[Work required]
Your output should be each line from the material below that has the word "value".
- - -
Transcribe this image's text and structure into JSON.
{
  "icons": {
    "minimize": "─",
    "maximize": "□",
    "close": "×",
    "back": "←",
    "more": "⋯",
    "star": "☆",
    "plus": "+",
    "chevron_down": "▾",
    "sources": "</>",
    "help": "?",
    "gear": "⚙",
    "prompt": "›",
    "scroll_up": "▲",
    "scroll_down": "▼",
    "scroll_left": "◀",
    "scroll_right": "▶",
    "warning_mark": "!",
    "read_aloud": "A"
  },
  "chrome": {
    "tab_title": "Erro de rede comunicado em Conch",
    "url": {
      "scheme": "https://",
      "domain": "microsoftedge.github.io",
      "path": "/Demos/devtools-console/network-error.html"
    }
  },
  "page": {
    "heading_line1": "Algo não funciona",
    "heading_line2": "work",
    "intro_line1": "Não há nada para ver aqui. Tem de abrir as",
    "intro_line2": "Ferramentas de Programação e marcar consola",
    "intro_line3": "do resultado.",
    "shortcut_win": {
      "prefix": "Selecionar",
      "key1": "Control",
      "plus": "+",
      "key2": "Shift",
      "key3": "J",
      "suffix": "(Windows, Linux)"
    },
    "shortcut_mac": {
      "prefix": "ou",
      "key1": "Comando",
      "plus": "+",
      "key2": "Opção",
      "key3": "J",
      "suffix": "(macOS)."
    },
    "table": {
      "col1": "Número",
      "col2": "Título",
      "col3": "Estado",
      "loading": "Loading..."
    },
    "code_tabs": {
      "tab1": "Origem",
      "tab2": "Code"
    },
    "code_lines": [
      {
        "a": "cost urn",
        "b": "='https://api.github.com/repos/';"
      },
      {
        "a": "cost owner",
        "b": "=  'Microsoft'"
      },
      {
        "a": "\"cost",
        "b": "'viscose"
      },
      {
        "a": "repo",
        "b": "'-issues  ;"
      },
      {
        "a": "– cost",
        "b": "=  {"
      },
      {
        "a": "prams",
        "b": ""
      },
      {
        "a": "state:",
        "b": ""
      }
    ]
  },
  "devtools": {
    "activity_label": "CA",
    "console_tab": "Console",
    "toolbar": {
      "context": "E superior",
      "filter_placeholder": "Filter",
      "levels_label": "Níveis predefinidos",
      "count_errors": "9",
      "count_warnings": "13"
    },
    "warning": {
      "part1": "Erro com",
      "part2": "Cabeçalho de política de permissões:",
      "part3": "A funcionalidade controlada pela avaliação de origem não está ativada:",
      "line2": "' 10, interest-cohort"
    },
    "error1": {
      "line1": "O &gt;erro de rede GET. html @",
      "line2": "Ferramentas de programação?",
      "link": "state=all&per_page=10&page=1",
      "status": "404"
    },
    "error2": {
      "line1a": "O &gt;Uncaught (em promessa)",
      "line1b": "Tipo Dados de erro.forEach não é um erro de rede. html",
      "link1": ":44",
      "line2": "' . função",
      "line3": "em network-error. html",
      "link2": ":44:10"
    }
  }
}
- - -
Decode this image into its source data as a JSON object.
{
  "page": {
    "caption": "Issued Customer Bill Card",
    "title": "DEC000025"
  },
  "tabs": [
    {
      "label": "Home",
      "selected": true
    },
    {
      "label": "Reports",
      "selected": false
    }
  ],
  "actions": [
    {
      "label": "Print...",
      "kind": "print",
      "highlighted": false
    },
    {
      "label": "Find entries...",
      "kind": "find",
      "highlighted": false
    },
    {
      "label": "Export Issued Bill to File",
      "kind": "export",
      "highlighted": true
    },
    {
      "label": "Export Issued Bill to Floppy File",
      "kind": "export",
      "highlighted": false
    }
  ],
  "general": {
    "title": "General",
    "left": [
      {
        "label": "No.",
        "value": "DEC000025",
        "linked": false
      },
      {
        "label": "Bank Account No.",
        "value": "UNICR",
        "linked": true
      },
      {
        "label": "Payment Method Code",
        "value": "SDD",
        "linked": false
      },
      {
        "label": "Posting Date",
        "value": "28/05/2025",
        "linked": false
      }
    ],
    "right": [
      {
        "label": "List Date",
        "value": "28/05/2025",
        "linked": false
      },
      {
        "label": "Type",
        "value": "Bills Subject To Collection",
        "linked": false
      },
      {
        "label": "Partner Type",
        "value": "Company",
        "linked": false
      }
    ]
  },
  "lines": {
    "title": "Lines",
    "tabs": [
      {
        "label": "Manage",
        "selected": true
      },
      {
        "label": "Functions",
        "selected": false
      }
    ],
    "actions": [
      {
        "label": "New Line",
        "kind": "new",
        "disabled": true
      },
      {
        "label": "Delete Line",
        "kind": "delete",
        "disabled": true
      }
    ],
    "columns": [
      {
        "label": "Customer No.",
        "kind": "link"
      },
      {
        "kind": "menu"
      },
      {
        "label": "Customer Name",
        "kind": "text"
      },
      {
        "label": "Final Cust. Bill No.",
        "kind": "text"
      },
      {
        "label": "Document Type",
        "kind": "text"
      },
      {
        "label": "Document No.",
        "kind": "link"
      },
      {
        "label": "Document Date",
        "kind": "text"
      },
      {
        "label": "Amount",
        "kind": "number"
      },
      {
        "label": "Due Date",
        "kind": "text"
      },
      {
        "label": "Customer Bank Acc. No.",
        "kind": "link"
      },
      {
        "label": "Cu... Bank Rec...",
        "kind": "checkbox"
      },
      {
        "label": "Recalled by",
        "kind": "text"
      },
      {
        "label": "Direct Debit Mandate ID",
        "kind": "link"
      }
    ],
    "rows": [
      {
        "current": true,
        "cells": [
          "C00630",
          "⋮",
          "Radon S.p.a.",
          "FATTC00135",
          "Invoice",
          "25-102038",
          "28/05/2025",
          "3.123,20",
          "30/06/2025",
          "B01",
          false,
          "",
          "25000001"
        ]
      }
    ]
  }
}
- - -
[Reply to the task]
        "value": "DEC000025",
        "value": "UNICR",
        "value": "SDD",
        "value": "28/05/2025",
        "value": "28/05/2025",
        "value": "Bills Subject To Collection",
        "value": "Company",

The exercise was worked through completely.